Peering through the viewfinder of my camera the little focus point bounces around excitedly like a small child who just met batman at a red cordial carnival inside disneyland. On occasion it pauses with a little beep as though to question whether it found the correct spot to lock focus. To be honest this little dance back and forth is starting to get old, why can’t you just do what I want!?!?!. As the sun beats down on my back it’s getting uncomfortably warm and frustration kicks in. A perfect spring day is quickly being ruined by the tiniest of insects and it’s stupid little face that my camera feels completely incapable of focusing on.

Sound familiar?

It’s time to turn this situation around and today I’m going to share my 3 step process to nailing your macro focus and let me tell you, it’s going to ROCK!

1. Never trust your cameras judgment

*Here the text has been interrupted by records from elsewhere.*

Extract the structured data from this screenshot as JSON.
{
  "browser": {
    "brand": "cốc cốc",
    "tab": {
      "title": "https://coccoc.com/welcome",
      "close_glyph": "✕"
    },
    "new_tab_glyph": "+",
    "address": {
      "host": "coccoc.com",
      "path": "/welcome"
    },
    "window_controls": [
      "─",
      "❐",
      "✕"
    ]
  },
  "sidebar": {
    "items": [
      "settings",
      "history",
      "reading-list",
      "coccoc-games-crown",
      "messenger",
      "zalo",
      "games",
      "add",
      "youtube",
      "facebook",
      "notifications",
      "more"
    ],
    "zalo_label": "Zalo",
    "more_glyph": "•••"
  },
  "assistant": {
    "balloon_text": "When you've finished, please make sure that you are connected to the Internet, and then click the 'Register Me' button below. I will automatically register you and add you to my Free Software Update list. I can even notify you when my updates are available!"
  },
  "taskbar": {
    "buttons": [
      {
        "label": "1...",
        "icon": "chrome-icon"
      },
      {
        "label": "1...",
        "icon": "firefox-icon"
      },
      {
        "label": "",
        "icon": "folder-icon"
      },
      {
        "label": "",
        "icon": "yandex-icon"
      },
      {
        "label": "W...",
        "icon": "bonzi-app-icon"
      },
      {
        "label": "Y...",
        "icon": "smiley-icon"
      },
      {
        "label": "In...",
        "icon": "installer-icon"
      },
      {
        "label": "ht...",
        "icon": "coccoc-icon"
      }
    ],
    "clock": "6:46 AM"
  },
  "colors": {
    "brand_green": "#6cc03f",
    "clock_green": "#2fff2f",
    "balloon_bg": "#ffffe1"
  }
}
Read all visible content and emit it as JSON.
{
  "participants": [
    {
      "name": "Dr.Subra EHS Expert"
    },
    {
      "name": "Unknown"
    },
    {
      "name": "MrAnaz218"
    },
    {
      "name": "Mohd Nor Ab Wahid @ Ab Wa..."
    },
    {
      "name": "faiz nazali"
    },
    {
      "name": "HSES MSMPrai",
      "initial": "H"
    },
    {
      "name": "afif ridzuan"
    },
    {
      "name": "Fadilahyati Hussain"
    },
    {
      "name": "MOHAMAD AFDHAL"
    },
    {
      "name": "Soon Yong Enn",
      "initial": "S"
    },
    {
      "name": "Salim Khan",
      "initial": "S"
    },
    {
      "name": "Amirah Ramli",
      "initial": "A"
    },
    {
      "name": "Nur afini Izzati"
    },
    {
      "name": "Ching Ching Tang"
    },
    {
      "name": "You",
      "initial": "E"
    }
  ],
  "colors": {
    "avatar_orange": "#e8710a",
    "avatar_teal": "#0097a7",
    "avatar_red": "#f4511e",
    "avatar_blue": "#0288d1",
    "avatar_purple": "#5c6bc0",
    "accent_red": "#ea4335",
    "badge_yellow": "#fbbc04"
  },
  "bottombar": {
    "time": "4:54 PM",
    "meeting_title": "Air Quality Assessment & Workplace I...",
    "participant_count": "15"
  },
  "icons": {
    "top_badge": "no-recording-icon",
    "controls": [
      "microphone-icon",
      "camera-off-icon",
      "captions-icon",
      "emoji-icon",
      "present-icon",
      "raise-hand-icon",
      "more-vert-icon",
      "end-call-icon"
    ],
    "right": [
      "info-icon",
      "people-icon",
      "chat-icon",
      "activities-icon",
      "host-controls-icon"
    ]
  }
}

Change your focus mode to one-shot focus using a single point. This means that you are going to choose where the focus point is in the frame rather than letting the camera guess. The one-shot component of this (Olympus call it S-AF, Nikon call it AF-S, Canon call it One-Shot AF) essentially means that when we half press down the shutter button, the camera focuses just once and there is no continuous adjustment as you move the camera. This is going to remove a huge variable and give us lots of control to get our focus exactly right. Once this is done, move the focus point to where you want your subject’s ‘in-focus’ area to be, usually on one of the rule-of-thids intersection points is a good start.

2. Frame up your subject & lock focus

Get your composition right and ensure your subject’s important feature is on the single focus point that you’ve selected (either change your composition to suit or re-adjust the focus point position). Once this is done we half press the shutter button which will focus the lens on the subject and lock for as long as you hold the button half way down. (Don’t worry that the focus point may have slightly missed its mark, we are about to adjust that.)

3. Rock those Minor adjustments

This is the critical step, it’s called the ‘rocking method’ and and for good reason. By rocking our camera back and forth very gently you will notice that you can make critical adjustments to your focus as you move ever so slightly closer or further away from your subject. Once the exact part of the subject we are focusing on becomes sharp we gently hit the shutter button to fire the shot. I highly recommend taking a number of images before moving the camera away to check your images because when we are dealing with tiny subjects like this the difference between in focus and out of focus can be a single millimetre.

Does this beat manual focus in macro? I think so, because unless you have a tripod to free up your hands moving the focus ring can be quick a juggle. It also gets you in the rough vicinity automatically which can be a big time saver when dealing with tiny flying critters!

So there you have it, no more relying on your cameras auto-focus system to get those tiny insect eyes in focus or the stamen of flowers tack sharp. In just 3 steps you can go from the ‘spray and pray’ method to a gentle rock and save yourself hours of heartache!

Want to learn more about macro photography? Join me at the Melbourne Zoo on my exclusive small group workshop!